Website and app data records:
--

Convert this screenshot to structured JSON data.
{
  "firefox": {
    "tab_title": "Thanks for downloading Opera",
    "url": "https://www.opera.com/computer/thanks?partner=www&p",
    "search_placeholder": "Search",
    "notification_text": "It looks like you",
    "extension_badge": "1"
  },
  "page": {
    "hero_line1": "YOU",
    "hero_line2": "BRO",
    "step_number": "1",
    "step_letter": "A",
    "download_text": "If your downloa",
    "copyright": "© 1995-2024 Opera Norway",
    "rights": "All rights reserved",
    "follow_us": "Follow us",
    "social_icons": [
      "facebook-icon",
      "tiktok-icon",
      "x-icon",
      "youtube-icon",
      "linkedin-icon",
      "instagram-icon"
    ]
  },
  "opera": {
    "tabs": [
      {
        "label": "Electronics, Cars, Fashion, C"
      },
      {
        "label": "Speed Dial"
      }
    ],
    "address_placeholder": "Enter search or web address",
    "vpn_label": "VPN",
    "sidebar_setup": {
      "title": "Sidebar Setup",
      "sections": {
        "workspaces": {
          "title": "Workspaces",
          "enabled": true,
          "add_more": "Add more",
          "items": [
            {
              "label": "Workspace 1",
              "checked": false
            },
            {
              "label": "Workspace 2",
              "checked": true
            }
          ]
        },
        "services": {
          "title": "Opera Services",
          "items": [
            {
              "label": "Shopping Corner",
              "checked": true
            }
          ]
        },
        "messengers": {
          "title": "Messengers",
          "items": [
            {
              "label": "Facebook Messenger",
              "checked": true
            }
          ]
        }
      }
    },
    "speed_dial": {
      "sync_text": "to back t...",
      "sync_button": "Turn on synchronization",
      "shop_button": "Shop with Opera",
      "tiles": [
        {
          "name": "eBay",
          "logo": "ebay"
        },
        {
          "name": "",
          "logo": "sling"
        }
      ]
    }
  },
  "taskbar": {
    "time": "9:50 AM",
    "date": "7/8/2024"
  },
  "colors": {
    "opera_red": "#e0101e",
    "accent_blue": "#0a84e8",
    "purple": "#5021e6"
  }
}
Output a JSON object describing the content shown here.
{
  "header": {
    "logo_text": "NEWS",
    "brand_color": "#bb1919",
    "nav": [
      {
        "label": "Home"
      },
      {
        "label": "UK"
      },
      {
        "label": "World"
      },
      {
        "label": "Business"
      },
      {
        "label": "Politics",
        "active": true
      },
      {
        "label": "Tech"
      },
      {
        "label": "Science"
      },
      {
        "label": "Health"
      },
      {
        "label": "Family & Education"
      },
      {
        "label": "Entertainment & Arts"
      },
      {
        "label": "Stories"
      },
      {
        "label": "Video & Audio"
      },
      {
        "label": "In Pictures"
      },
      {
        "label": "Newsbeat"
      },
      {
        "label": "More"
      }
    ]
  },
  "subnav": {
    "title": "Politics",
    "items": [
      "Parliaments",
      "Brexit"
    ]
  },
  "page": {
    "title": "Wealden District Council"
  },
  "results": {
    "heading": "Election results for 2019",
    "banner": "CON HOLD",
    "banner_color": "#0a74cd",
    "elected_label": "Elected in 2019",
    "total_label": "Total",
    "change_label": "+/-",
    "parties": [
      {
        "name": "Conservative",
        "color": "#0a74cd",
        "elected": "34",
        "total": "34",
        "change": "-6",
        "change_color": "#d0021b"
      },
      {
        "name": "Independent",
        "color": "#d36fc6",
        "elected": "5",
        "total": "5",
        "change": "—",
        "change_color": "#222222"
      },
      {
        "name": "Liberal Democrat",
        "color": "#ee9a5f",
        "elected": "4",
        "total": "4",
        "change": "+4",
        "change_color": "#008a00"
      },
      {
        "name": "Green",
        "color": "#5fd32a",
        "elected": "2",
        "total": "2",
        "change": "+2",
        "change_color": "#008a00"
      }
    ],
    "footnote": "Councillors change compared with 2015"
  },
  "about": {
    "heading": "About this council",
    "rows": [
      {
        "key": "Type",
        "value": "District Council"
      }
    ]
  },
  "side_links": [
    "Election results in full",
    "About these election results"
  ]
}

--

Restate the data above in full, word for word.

| Written reply |
Convert this screenshot to structured JSON data.
{
  "firefox": {
    "tab_title": "Thanks for downloading Opera",
    "url": "https://www.opera.com/computer/thanks?partner=www&p",
    "search_placeholder": "Search",
    "notification_text": "It looks like you",
    "extension_badge": "1"
  },
  "page": {
    "hero_line1": "YOU",
    "hero_line2": "BRO",
    "step_number": "1",
    "step_letter": "A",
    "download_text": "If your downloa",
    "copyright": "© 1995-2024 Opera Norway",
    "rights": "All rights reserved",
    "follow_us": "Follow us",
    "social_icons": [
      "facebook-icon",
      "tiktok-icon",
      "x-icon",
      "youtube-icon",
      "linkedin-icon",
      "instagram-icon"
    ]
  },
  "opera": {
    "tabs": [
      {
        "label": "Electronics, Cars, Fashion, C"
      },
      {
        "label": "Speed Dial"
      }
    ],
    "address_placeholder": "Enter search or web address",
    "vpn_label": "VPN",
    "sidebar_setup": {
      "title": "Sidebar Setup",
      "sections": {
        "workspaces": {
          "title": "Workspaces",
          "enabled": true,
          "add_more": "Add more",
          "items": [
            {
              "label": "Workspace 1",
              "checked": false
            },
            {
              "label": "Workspace 2",
              "checked": true
            }
          ]
        },
        "services": {
          "title": "Opera Services",
          "items": [
            {
              "label": "Shopping Corner",
              "checked": true
            }
          ]
        },
        "messengers": {
          "title": "Messengers",
          "items": [
            {
              "label": "Facebook Messenger",
              "checked": true
            }
          ]
        }
      }
    },
    "speed_dial": {
      "sync_text": "to back t...",
      "sync_button": "Turn on synchronization",
      "shop_button": "Shop with Opera",
      "tiles": [
        {
          "name": "eBay",
          "logo": "ebay"
        },
        {
          "name": "",
          "logo": "sling"
        }
      ]
    }
  },
  "taskbar": {
    "time": "9:50 AM",
    "date": "7/8/2024"
  },
  "colors": {
    "opera_red": "#e0101e",
    "accent_blue": "#0a84e8",
    "purple": "#5021e6"
  }
}
Output a JSON object describing the content shown here.
{
  "header": {
    "logo_text": "NEWS",
    "brand_color": "#bb1919",
    "nav": [
      {
        "label": "Home"
      },
      {
        "label": "UK"
      },
      {
        "label": "World"
      },
      {
        "label": "Business"
      },
      {
        "label": "Politics",
        "active": true
      },
      {
        "label": "Tech"
      },
      {
        "label": "Science"
      },
      {
        "label": "Health"
      },
      {
        "label": "Family & Education"
      },
      {
        "label": "Entertainment & Arts"
      },
      {
        "label": "Stories"
      },
      {
        "label": "Video & Audio"
      },
      {
        "label": "In Pictures"
      },
      {
        "label": "Newsbeat"
      },
      {
        "label": "More"
      }
    ]
  },
  "subnav": {
    "title": "Politics",
    "items": [
      "Parliaments",
      "Brexit"
    ]
  },
  "page": {
    "title": "Wealden District Council"
  },
  "results": {
    "heading": "Election results for 2019",
    "banner": "CON HOLD",
    "banner_color": "#0a74cd",
    "elected_label": "Elected in 2019",
    "total_label": "Total",
    "change_label": "+/-",
    "parties": [
      {
        "name": "Conservative",
        "color": "#0a74cd",
        "elected": "34",
        "total": "34",
        "change": "-6",
        "change_color": "#d0021b"
      },
      {
        "name": "Independent",
        "color": "#d36fc6",
        "elected": "5",
        "total": "5",
        "change": "—",
        "change_color": "#222222"
      },
      {
        "name": "Liberal Democrat",
        "color": "#ee9a5f",
        "elected": "4",
        "total": "4",
        "change": "+4",
        "change_color": "#008a00"
      },
      {
        "name": "Green",
        "color": "#5fd32a",
        "elected": "2",
        "total": "2",
        "change": "+2",
        "change_color": "#008a00"
      }
    ],
    "footnote": "Councillors change compared with 2015"
  },
  "about": {
    "heading": "About this council",
    "rows": [
      {
        "key": "Type",
        "value": "District Council"
      }
    ]
  },
  "side_links": [
    "Election results in full",
    "About these election results"
  ]
}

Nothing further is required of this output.